Welcome to the final installment in our series on Shooters you should play instead of Battlefield 3. If you can pry yourself away from the big new shooter and read this article, we have one last suggestion on ways to occupy your time with something other than modern military action. Battlefield 3 may be seen as more realistic and authentic than any other FPS, at least by today’s “hardcore” gamers, but true FPS fans know that Red Orchestra 2: Heroes of Stalingrad is the most realistic multiplayer shooter this side of Operation Flashpoint.
Red Orchestra 2 is a near pitch-perfect mix of realism and playability in multiplayer. While Battlefield players are firing M2 Carl Gustav rockets from the hip to kill other infantrymen, Red Orchestra veterans are going prone, aiming for a tank’s weak points with their anti-tank rifle. One man armies are an impossibility in Red Orchestra, with weapons able to kill players in a sparse few shots. The range on most weapons exceeds 100 meters, making most open spaces a death trap.
You might be thinking to yourself, “What masochists would put themselves through that?
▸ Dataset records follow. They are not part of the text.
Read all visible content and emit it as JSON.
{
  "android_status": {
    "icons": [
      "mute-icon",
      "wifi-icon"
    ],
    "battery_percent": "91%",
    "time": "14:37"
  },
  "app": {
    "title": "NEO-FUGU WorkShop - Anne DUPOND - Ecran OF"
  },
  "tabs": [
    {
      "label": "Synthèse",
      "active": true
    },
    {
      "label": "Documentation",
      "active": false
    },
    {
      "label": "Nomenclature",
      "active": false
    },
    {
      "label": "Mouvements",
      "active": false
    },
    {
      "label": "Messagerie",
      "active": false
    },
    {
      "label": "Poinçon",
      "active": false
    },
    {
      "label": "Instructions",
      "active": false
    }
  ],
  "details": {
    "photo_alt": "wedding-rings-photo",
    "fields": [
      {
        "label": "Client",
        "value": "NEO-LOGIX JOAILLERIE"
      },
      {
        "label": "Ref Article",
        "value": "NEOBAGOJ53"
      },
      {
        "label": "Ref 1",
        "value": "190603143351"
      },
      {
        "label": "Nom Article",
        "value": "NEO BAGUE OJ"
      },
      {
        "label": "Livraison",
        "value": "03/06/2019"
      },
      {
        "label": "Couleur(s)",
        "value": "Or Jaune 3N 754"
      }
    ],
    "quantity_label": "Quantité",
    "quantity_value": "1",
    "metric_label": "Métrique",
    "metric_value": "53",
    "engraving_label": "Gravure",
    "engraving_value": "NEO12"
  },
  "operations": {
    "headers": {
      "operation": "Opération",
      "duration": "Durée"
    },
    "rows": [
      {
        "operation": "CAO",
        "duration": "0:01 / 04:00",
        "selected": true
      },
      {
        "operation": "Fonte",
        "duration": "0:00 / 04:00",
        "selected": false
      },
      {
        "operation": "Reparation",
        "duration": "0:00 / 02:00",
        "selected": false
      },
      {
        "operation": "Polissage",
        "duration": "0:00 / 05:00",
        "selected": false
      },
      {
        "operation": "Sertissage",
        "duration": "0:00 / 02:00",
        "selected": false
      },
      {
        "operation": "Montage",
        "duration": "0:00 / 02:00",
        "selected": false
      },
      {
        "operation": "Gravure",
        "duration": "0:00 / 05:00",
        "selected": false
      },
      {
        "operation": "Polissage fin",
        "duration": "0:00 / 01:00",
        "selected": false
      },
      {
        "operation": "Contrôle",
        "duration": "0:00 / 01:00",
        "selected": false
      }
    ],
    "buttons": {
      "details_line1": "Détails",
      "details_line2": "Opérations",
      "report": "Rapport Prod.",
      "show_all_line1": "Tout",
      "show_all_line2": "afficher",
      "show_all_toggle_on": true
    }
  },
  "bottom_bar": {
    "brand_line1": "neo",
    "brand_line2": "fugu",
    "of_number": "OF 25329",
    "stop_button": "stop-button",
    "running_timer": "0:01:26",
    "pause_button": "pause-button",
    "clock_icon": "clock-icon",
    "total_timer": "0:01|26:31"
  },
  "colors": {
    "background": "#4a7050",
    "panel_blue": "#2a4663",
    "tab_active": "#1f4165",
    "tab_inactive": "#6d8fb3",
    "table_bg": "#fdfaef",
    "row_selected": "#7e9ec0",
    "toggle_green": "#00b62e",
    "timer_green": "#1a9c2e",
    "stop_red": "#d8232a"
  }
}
Surely no one would want to play that.” Sorry to break it to the Battlefield noobs, but in reality, Red Orchestra 2 has a large, vibrant community, full of players who are willing to cooperate with their teams. The modding scene is already off to a great start, and fans are always giving feedback. Not that these aren’t true of Red Orchestra‘s contemporaries, but let’s face it; when was the last time you saw a mod in Battlefield? Also, for a nice change of pace, players only voice chat when they have something worthwhile to say. So, your race and sexuality can be berated online by a 12 year old Rambo in Call of Duty and Battlefield, or you can experience 32 players worth of cooperation in Red Orchestra.
Also, who wants to kill more nameless terrorists in Middle Eastern countries these days, when you can kill Nazis in World War II? You know, the freshest, newest, and not-used-before enemy type and setting in first person shooters? Right?
Finally, to lure existing Battlefield players over, Red Orchestra 2 had huge day one updates to fix some launch issues. Players stats were broken, performance on lower end machines was horrible, and servers didn’t show up half the time. I have to tip my hat off to Battlefield 3, however, which is packing in a day one patch on the Xbox 360 disc at release, and ran a broken beta with players clipping through the world, messed up killcams, and “spotty” hit detection (at best).
Be sure to check out yesterday’s offering, Bulletstorm, or read this whole series from the beginning. And don’t feel bad Battlefield fans, because we’re going after Call of Duty Modern Warfare 3 next week.